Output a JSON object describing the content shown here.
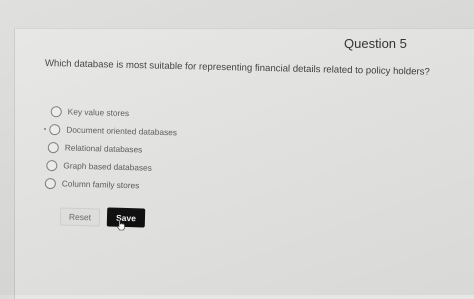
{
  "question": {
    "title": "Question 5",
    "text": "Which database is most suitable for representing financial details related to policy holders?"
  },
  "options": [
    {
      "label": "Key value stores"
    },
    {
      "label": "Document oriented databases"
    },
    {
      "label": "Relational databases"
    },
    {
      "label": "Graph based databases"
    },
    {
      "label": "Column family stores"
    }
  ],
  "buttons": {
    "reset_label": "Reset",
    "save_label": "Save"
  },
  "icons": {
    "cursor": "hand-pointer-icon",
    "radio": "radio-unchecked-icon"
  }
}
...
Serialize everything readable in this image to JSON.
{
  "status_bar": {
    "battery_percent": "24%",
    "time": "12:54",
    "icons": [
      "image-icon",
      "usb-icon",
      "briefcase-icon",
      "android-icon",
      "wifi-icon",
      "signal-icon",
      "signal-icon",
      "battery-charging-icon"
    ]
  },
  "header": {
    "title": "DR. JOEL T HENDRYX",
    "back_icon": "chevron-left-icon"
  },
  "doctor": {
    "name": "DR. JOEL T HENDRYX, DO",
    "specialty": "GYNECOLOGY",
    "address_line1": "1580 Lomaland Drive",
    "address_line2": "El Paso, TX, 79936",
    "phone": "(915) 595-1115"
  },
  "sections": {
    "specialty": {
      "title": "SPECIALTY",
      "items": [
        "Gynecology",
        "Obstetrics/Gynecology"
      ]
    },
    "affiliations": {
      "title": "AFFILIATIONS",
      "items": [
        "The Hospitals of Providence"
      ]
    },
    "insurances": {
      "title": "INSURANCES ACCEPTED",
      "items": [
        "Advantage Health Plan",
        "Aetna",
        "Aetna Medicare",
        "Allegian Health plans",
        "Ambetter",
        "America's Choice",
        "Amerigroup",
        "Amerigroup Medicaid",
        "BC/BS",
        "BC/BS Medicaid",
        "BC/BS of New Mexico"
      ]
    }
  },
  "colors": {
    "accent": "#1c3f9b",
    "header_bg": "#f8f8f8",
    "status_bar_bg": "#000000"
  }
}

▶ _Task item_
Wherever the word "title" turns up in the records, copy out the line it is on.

▶ _Response to the task_
    "title": "Question 5",
    "title": "DR. JOEL T HENDRYX",
      "title": "SPECIALTY",
      "title": "AFFILIATIONS",
      "title": "INSURANCES ACCEPTED",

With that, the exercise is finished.